2. Hashbrown Winters and the Phantom of Pordunce by Frank L. Cole. I have such a soft spot for Hashbrown. And I really think this is the best book of the series so far. There's a new character I LOVE and the gang is still in just as much zany trouble as always. If you haven't read the Hashbrown Winters series, you should. They're perfect books for middle graders but grown-ups love them too. Or at least this (mostly) grown-up does.

1. The Hoarders by Jean Stringam. I can't gush about this book because it's too good for that. So instead I'll simply tell you it's powerful and so well written that it actually challenged me as an editor because I really, really didn't want to mess it up. Jean is a wonderful storyteller and this book about two boys who hoard food and learn to take care of each other is a very memorable read. It was such a joy to work on and I'm really excited to be editing another book by Jean right now featuring some of the same characters, so if you decide you like The Hoarders as much as I do, look for her next book in April 2011.
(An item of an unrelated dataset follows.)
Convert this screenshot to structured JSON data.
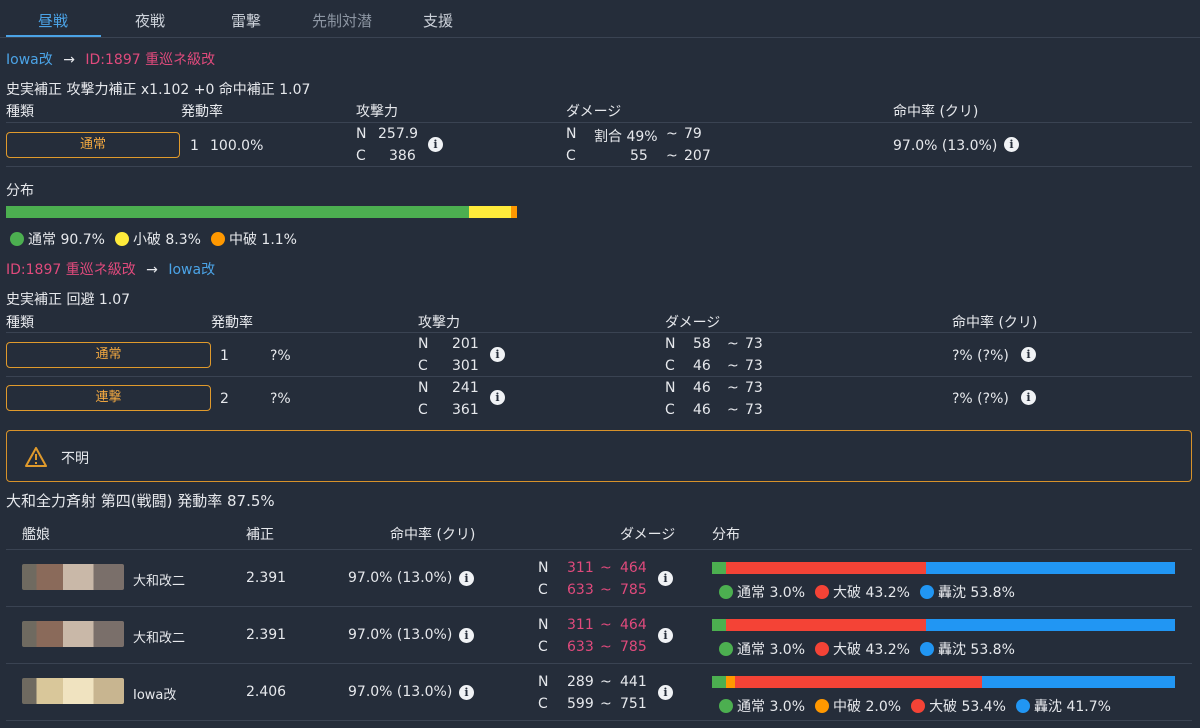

Well, that's it for the countdown. Hope it was exciting. I'd write more now, but it's way past my bedtime and if I don't go to sleep I'll be a grouchy editor in the morning and no one wants that. On another note, Happy Friday to all and to all a good weekend!

PS--Special thanks for this entry goes to Kimiko for reminding me in an email that I actually have a blog. I had sort of forgotten about it.